But this controversy goes beyond Swift and Big Machine, whose feud has highlighted a larger issue in the music industry - the power of labels. The article on Friday mentioned that a lot of artists are now forgoing labels in order to retain creative control of their music, because labels are known for pressuring artists into sounding a certain way, normally different of how they actually would like their music to sound. Furthermore, once you sign that contract, the label officially becomes the owner of your music, both released and unreleased. Imagine that you write your own songs, you record them, you perform them live, but you don't own them. Legally, they are not yours.

That doesn't seem right. Surely the songs should belong to the writers and the performers, and it should be they who decide what can be done with them.

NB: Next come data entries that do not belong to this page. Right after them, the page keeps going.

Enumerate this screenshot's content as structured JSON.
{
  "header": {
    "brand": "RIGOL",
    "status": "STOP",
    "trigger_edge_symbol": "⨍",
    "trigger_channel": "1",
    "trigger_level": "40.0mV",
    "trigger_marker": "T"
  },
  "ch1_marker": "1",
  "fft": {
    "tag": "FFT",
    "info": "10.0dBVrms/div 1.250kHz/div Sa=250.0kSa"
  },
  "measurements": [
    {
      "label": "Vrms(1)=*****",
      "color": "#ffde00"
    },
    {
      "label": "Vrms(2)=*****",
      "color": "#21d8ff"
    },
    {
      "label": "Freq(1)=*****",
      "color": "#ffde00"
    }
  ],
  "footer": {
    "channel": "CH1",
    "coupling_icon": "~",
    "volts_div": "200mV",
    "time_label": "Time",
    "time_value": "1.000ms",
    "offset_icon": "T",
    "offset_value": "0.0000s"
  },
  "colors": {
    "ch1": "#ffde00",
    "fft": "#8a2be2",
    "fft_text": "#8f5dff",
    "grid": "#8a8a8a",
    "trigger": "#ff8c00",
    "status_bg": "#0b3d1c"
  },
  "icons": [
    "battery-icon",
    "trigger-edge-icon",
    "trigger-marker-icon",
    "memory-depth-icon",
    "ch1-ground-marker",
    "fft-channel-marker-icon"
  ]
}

Labels do a lot of good work in terms of financing the recordings, as well as promotion and distribution, but for them to own the songs seems a step too far, and that's not to mention the unfair royalty deals that are often struck.

Mick Hucknall left Warner after calling their deal "immoral".

Taylor Swift is far from the only person to have issues with the ownership of her songs; in 2000, Mick Hucknall parted ways with his label at Warner Bros., calling their deal "immoral". Warner kept all the Masters of his work, refusing him access, and from their relationship alone, made £192m from his music. Hucknall himself made just £20m, just over a TENTH of their profits. That is ludicrous.

Labels can also use their power to try and control their artists. Scottish artist Nina Nesbitt left her label in 2016, due to the way they were treating her. She said at the time:

“For the past couple years I’ve felt a lot pressure to have a hit, to sound like other people, to keep it safe, become someone I’m not comfortable being. Of course I’m ambitious, but I want to have success as ME, not someone I feel pressured into being. Sometimes people forget the ‘product’ they are working with is actually a human being.”

She later added that "Being told to date the right person, be seen with the right crowd or do something to be in the tabloids is just really insulting", and she's not wrong. That the label saw fit to tell her who to date and who to be friends with is a damning indictment on not only how much power labels have, but also how they choose to use it. Whether it be a copyright/licensing issue of the songs, or a more human issue about how they treat their artists, labels can be a nightmare to work with and with these issues coming to light in the last few years, it's easy to see why many artists are choosing to stay independent - which brings us back round to Friday's article.

The music industry can be a dangerous and intimidating place for artists, particularly those who are young and perhaps a bit naive. It needs some serious reform that would prevent the record labels from taking advantage of their artists in any way they like, and actually treat them like the human beings they are. After all, it is the artists that bring the money into the labels, so is a bit of respect and human decency to much to ask for? The matter of music ownership also needs a serious check-up, as labels should not be able to prevent artists from retrieving their masters or performing their own songs.

This is far from a new problem; artists and labels have endured uncomfortable relationships for decades. But as the entertainment industry grows and greed becomes ever-more apparent, the fight for control only heightens. The labels want the money, but the artists want to be true to themselves. Labels also recognise that the Internet has paved the way for independence, and they will therefore try ever harder to entice people into signing their deals. These deals are almost never struck with the artist in mind, with money and power being the label's only concern. Record deals can be a consent to abuse, which sounds awful and contradictory, but if that signed contract includes clauses regarding music ownership, creative control and small prints regarding your personal life, that's exactly what it is.

We all love music, but there's a dark underbelly in the industry that needs to be addressed. If left unchecked, labels will only abuse their power more, until artists merely become their pawns.